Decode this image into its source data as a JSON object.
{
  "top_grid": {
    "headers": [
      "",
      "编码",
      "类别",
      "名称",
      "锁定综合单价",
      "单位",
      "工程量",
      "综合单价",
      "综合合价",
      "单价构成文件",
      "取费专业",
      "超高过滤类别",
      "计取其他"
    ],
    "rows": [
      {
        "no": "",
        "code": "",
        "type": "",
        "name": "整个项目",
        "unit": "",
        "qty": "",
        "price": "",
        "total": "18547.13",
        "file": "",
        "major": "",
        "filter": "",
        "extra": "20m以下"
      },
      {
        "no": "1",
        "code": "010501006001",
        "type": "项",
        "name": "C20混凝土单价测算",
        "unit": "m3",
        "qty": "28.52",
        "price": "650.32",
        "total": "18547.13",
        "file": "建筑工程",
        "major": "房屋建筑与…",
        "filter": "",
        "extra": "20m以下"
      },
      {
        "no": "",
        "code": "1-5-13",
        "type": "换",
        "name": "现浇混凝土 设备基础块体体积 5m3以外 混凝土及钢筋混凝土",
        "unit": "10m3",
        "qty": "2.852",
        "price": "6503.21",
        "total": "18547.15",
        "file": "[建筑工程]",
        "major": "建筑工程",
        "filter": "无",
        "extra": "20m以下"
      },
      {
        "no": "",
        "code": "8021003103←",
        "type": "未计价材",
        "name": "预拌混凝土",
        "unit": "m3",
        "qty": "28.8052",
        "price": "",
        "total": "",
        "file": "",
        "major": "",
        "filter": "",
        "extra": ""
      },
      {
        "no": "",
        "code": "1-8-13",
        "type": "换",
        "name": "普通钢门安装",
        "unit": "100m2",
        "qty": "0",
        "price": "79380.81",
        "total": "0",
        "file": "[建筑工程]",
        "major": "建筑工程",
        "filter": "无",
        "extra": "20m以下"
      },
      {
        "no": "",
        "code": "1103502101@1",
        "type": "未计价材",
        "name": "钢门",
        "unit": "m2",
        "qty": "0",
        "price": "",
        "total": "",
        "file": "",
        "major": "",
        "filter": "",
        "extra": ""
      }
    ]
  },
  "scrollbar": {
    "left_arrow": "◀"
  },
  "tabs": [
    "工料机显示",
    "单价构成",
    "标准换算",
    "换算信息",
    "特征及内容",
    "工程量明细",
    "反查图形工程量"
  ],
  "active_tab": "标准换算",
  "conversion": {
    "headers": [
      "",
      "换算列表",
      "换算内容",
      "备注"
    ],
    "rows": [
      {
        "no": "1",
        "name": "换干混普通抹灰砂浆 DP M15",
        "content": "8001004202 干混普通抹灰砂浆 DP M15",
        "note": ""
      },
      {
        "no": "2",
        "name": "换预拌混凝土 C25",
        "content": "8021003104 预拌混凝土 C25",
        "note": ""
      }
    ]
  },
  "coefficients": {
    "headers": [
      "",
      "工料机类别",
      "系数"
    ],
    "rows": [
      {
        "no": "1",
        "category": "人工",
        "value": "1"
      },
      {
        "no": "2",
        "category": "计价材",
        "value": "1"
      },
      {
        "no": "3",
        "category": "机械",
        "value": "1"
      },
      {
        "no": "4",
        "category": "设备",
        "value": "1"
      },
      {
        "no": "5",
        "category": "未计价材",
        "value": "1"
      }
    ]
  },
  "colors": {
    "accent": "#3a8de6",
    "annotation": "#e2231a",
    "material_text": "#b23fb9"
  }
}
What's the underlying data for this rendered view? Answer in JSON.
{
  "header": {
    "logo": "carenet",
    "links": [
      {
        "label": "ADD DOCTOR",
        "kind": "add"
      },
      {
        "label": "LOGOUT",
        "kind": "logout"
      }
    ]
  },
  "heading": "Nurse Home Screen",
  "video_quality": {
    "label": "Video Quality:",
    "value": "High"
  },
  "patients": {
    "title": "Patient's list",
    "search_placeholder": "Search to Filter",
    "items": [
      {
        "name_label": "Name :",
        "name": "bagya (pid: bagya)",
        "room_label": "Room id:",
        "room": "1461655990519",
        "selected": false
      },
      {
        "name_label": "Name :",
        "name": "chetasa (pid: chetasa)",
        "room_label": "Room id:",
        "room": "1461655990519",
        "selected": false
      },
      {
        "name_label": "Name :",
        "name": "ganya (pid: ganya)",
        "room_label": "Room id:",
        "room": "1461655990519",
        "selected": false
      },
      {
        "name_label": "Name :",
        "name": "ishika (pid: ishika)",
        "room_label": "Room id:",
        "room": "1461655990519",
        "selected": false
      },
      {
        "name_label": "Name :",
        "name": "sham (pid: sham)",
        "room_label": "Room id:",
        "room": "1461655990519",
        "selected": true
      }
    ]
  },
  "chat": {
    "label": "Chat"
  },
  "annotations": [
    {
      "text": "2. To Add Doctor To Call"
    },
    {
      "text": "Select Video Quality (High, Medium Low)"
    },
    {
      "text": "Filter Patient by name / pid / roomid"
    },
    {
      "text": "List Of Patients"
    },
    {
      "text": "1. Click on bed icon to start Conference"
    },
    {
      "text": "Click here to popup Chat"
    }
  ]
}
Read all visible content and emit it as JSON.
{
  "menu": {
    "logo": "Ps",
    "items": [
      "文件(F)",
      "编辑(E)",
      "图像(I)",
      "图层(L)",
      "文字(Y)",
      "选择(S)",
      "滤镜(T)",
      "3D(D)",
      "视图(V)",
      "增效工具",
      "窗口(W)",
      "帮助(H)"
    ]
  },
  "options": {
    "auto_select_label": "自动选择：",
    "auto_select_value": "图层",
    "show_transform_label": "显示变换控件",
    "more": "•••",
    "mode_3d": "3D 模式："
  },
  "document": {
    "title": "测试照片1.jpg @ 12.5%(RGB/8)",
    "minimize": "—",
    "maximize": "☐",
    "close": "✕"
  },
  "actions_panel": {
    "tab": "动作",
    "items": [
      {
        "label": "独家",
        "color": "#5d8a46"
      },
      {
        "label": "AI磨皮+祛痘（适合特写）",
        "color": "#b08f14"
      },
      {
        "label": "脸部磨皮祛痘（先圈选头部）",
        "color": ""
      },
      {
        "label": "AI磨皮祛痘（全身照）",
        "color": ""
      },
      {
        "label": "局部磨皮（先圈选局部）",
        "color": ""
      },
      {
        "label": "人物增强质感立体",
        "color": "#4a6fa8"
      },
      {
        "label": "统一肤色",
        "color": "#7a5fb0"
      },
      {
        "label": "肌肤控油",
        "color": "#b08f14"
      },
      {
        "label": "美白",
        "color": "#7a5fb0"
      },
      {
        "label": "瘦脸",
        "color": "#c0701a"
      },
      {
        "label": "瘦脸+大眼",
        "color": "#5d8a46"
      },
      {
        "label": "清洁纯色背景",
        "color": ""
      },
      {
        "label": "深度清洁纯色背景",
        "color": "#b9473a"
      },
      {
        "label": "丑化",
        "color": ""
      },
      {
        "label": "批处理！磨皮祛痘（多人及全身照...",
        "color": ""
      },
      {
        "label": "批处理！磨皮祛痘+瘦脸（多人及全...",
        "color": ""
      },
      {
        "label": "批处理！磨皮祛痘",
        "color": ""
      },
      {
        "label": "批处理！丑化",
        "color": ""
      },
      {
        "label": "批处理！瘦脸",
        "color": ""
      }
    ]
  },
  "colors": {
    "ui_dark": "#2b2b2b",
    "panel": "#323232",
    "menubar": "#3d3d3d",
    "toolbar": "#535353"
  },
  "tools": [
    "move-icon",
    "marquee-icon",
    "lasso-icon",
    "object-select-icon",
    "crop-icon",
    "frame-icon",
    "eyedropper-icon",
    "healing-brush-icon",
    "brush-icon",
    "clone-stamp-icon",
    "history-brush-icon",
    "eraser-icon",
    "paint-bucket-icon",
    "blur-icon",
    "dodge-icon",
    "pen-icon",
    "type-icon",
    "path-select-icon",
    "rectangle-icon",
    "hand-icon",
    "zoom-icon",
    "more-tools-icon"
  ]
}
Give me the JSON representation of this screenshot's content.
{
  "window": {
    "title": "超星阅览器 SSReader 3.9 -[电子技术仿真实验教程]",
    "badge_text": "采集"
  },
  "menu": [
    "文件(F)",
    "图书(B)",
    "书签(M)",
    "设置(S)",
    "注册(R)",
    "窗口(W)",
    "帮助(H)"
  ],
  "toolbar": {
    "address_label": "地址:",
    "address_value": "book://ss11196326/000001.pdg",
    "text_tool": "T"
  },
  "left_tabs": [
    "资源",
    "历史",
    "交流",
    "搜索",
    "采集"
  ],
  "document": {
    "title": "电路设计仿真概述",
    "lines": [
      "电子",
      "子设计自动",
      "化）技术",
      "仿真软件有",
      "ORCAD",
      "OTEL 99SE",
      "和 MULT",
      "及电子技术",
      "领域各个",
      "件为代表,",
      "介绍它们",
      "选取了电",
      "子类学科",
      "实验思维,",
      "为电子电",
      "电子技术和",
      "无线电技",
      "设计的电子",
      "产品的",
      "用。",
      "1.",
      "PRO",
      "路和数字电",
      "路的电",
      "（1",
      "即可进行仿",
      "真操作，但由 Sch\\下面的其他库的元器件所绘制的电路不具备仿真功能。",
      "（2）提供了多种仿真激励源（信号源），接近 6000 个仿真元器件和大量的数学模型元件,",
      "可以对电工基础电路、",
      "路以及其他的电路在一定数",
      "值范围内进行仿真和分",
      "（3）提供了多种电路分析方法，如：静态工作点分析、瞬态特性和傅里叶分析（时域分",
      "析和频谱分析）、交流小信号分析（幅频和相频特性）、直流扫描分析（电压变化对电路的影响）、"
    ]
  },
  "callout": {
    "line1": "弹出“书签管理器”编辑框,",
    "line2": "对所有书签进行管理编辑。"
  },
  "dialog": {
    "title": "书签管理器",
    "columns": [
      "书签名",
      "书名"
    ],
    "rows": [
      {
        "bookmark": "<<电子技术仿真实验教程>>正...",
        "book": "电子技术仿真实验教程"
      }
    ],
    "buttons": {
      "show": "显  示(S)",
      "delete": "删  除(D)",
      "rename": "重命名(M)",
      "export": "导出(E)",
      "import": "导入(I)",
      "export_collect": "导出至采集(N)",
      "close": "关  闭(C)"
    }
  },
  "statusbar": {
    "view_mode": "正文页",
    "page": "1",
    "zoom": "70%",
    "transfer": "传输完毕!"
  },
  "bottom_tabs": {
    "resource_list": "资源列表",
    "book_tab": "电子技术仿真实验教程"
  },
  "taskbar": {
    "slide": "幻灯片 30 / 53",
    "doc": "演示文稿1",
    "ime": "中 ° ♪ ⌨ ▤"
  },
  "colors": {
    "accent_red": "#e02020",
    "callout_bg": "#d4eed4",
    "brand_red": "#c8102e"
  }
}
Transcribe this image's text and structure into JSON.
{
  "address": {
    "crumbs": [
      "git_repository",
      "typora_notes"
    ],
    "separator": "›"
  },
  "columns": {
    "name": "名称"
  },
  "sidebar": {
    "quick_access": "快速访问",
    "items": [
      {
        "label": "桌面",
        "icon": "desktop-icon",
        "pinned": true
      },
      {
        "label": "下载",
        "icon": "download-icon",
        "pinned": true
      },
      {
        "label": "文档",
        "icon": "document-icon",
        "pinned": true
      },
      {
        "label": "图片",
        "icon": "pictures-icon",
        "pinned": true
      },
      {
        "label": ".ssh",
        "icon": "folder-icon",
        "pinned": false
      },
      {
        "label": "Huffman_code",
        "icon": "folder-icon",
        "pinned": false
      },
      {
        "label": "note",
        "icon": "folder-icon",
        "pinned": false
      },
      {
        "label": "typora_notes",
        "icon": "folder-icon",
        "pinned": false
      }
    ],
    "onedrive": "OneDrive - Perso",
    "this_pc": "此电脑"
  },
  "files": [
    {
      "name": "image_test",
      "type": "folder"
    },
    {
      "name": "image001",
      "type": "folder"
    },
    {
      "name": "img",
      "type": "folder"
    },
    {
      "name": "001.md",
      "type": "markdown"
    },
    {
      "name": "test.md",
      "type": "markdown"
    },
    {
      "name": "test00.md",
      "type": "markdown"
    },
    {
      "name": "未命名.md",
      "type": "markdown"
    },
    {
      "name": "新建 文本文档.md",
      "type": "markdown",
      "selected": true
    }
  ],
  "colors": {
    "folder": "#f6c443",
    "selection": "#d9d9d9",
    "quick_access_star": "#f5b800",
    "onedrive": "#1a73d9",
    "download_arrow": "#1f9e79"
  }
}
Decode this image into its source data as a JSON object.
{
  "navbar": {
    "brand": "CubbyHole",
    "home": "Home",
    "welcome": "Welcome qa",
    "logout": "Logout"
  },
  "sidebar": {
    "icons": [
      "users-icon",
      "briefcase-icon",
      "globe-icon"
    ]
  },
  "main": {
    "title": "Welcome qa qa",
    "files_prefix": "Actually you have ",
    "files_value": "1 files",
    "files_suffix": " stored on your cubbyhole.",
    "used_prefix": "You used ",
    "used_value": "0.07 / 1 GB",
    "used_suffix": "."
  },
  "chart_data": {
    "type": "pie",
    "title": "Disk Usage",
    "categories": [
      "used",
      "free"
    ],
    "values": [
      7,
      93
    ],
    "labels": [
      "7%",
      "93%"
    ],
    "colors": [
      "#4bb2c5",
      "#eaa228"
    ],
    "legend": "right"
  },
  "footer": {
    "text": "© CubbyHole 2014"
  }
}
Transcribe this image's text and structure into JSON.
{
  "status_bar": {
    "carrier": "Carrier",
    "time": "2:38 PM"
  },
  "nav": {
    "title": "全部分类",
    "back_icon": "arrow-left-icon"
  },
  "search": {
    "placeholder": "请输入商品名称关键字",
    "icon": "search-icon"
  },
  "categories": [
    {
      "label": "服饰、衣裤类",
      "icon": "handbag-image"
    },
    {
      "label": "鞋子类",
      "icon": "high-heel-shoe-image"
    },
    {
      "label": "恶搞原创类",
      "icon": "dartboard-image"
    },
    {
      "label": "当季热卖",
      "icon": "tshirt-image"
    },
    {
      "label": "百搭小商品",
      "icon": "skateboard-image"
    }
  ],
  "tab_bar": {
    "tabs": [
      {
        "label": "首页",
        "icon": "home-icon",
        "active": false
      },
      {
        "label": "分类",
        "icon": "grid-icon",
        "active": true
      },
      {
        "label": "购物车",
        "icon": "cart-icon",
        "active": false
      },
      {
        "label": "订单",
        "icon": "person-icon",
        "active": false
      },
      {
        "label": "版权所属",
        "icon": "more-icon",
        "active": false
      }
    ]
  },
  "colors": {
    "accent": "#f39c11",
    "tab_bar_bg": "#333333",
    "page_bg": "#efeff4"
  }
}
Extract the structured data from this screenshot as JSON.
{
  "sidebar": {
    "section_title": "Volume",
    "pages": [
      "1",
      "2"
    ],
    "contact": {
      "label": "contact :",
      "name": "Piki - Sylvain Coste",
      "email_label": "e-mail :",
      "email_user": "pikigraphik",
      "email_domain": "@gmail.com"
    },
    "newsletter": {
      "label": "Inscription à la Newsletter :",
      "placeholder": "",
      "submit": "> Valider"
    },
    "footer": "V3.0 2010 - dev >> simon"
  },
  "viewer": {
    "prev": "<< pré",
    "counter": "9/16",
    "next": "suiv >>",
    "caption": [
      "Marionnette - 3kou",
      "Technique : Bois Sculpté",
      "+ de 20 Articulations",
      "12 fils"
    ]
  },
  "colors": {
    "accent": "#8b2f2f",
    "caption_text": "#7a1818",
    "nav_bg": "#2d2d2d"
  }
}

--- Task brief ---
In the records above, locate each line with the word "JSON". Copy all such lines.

--- Response area ---
Decode this image into its source data as a JSON object.
What's the underlying data for this rendered view? Answer in JSON.
Read all visible content and emit it as JSON.
Give me the JSON representation of this screenshot's content.
Transcribe this image's text and structure into JSON.
Decode this image into its source data as a JSON object.
Transcribe this image's text and structure into JSON.
Extract the structured data from this screenshot as JSON.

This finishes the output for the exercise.